There’s no consensus yet in the current research showing that proton therapy is more effective than other cancer treatments. Proton therapy may result in fewer side effects, but you may still experience some symptoms associated with radiation therapy, such as:

  • fatigue
  • diarrhea
  • nausea

Another downside to proton therapy is the lack of accessibility. Some hospitals offer this treatment, but it’s not available in all cancer treatment centers.

Proton therapy is also typically more expensive than other types of radiation treatments for cancer. Due to the limited data supporting its efficacy, few insurance companies are likely to cover proton therapy.

Doctors usually recommend proton therapy for advanced pancreatic cancer or in situations when surgery alone can’t remove all the cancerous tissue — usually stage 2B to stage 4.

In some cases, doctors may perform proton therapy before, during, or after surgery, and they may combine it with chemotherapy.

More specifically, proton therapy may help in the following situations:

  • Locally advanced pancreatic cancer: This means that the cancer spread involves nearby lymph nodes or your blood vessels.
  • Borderline resectable pancreatic cancer: While fully resectable cancers are treatable with surgery, borderline resectable means that cancer cells grow into nearby tissues, organs, or blood vessels and may not be easily removable through surgery.
  • Metastatic pancreatic cancer: In this situation, the cancer spread involves other organs.
  • Recurrent pancreatic cancer: This happens when cancer returns after initial treatments, such as surgery. It may return to the pancreas, which is the originating site, or to another part of your body.

If you have pancreatic cancer, talk with a doctor about the most viable treatment options for your stage of cancer, age, and overall health. Research supporting proton therapy is still emerging, but it may be worth asking about this treatment option.

You may also consider enrolling in a clinical trial. Participation helps advance cancer treatment research and often gives you access to free treatments. Check out for the latest clinical trials related to pancreatic cancer treatments, including proton therapy treatments.

Pancreatic cancer had an 11% overall 5-year relative survival rate between 2011 and 2017, but treatments like proton therapy are constantly evolving to help improve your chances of living a longer life with this type of cancer.

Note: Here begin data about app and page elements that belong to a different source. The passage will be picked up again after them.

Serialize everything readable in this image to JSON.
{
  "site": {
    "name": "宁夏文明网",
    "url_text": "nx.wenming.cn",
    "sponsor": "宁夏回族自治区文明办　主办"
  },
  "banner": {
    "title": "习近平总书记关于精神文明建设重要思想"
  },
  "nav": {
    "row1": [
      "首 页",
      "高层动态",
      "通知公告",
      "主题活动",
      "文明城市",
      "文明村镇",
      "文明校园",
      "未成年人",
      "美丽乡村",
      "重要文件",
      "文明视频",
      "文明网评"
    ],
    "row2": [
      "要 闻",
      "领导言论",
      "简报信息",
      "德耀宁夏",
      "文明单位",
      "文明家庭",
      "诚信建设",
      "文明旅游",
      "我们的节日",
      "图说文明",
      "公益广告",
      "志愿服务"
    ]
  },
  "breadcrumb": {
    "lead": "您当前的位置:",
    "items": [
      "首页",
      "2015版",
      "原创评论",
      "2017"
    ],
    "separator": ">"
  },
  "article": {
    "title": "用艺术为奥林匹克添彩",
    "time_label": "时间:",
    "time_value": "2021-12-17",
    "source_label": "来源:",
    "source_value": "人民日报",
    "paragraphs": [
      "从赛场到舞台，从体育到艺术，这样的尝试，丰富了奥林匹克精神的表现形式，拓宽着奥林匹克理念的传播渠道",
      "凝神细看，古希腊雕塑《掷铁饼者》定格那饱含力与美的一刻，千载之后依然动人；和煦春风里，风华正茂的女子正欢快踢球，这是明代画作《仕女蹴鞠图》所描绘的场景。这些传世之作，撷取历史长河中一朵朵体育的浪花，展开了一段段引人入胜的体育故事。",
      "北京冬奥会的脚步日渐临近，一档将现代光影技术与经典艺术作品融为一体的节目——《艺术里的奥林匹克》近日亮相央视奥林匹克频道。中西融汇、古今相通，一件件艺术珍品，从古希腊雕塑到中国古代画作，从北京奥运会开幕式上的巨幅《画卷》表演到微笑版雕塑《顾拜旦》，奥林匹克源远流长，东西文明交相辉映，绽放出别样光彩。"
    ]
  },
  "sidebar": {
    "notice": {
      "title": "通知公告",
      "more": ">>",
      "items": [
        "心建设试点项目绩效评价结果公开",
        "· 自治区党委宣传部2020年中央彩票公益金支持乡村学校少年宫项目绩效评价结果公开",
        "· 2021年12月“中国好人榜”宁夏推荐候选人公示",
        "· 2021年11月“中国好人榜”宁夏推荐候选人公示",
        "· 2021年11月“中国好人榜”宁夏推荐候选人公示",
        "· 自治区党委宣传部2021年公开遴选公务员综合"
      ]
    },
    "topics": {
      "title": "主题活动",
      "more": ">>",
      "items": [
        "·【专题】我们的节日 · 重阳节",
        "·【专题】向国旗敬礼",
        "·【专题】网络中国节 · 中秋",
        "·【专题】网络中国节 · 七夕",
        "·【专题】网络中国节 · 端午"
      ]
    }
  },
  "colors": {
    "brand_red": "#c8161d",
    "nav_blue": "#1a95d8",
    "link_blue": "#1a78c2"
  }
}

Talk with a doctor about enrolling in clinical trials if proton therapy is currently not available to you but you’re still interested in this treatment for pancreatic cancer. This can help you access proton therapy at little to no cost.